The Kitchigami Regional Library System’s (KRLS) Mobile Library, established since 1966 as part of the Cass County Library, will end operations in December 2014 as the library explores new programs to create outreach to areas across five counties.
Marian Ridge, KRLS director, said the current model of the Mobile Library is unsustainable.
“The vehicle is expensive,” she said. “It is expensive to operate, requires the necessary license and library assistant, and is easily affected by the weather.”
Val McCormic, library assistant II who staffs the Mobile Library, said the vehicle had two major breakdowns that caused the vehicle to be out for more than two weeks.
The Mobile Library stops once or twice a month in area cities, including Hackensack and Nisswa. Service in Breezy Point and Emily recently stopped because of a lack in county funding and because they were too close to Pequot Lakes and Crosslake, which operate community libraries that offer access to KRLS services.
Other cities, like Pillager and Akeley, which once had stops, were no longer serviced because of too few borrowers.
KRLS board members started discussing the possibility of ending the Mobile Library five years ago, Ridge said.
“The board held onto the Mobile Library as long as it could,” she said. “We’ve been trying desperately for the last three years to keep it in service. We realized late last year, there were no financial models that would allow us to continue it.”
KRLS board members are now looking into testing pilot projects in the areas currently served by the Mobile Library, like bi-weekly stops with a van to unload materials for the public to check out and request materials.
“We would use a location in the town to provide our services,” said Ridge. “Another possibility is a grant-funded model that will use enhanced electronic services. We will have a mix of those three projects to see if that helps serve the public better.”
Ridge believes that by November 2014, the KRLS will find the best replacement of the bookmobile, which she does not see coming back into service.
“I don’t see any chance that we will operate the Mobile Library in the future,” she said. “The vehicle will eventually be sold.”
Ridge acknowledges there will be people affected, like reduced hours for the driver of the Mobile Library, Ron Tillson, who has been driving the Mobile Library for seven years. He is concerned about the patrons who depend on the van, like Merrily Osburnsen of Hackensack, who visits the Mobile Library with her grandchildren when it comes into town.
“It’s a wonderful thing we have,” Osburnsen said. “We don’t have to go to Walker or Pine River for books.

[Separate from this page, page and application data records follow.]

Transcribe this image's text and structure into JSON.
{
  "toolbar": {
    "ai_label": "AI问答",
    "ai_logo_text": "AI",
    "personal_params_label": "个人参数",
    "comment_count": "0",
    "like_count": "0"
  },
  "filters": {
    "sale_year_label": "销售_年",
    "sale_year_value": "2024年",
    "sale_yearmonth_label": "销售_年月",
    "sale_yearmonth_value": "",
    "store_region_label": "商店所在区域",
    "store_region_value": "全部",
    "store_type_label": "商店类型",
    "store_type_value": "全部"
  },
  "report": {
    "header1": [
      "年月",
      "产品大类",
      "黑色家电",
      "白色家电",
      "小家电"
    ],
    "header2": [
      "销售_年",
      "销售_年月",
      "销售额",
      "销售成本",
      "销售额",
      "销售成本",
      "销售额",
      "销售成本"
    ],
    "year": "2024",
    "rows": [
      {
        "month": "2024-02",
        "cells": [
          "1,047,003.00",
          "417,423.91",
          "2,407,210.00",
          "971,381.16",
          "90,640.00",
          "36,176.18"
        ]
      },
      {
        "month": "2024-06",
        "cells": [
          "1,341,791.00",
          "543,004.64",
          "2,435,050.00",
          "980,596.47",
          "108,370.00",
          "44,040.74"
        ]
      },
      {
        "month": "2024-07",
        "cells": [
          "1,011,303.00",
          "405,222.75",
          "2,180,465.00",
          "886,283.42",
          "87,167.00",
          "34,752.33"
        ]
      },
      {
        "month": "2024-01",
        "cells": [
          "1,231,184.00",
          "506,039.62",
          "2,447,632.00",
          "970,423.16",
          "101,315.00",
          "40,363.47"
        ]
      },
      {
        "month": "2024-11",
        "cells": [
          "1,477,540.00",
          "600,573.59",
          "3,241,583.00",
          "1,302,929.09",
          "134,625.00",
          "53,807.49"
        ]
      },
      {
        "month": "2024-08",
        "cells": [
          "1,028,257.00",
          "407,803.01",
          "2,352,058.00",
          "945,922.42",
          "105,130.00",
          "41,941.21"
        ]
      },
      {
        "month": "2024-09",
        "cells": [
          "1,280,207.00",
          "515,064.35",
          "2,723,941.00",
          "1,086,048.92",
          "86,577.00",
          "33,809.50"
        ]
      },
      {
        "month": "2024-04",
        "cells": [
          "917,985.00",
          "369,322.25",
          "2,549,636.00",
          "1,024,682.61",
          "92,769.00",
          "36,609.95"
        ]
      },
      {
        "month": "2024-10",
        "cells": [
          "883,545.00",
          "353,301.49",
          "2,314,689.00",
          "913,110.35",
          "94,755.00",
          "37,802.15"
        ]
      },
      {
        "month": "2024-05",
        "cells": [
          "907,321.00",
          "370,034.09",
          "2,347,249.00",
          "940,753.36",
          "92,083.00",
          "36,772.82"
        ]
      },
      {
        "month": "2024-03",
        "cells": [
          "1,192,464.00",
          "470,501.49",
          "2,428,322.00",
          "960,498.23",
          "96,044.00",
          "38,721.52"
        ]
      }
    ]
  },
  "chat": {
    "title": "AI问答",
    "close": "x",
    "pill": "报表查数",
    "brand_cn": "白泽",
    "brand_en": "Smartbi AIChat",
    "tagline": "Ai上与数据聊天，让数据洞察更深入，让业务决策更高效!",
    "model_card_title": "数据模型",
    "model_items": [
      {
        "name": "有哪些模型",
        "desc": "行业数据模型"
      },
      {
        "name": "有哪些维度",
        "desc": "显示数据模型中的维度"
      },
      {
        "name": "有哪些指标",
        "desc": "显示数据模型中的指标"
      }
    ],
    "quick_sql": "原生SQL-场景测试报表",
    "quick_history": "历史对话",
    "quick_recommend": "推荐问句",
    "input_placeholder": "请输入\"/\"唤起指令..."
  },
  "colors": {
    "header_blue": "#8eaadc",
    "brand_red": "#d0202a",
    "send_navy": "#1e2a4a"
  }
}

We’ll miss it.”
Tillson knows of patrons who are far away from a traditional library and rely on the Mobile Library.
“Some people would have up to a 60-mile trip to a library,” he said. “It can be tough on them.”
As the Mobile Library is phased out, a lack of county funding can reduce the number of bookmobile stops, Ridge said.
“Crow Wing County has decreased its levy to KRLS each year since 2011,” she said. “We reduced our services in Brainerd and ended our stops in Emily and Breezy Point at the end of June to reduce costs.”
She also believes it is time for change.
“The board is still committed to serving small towns,” she said. “It’s time to embrace the future.”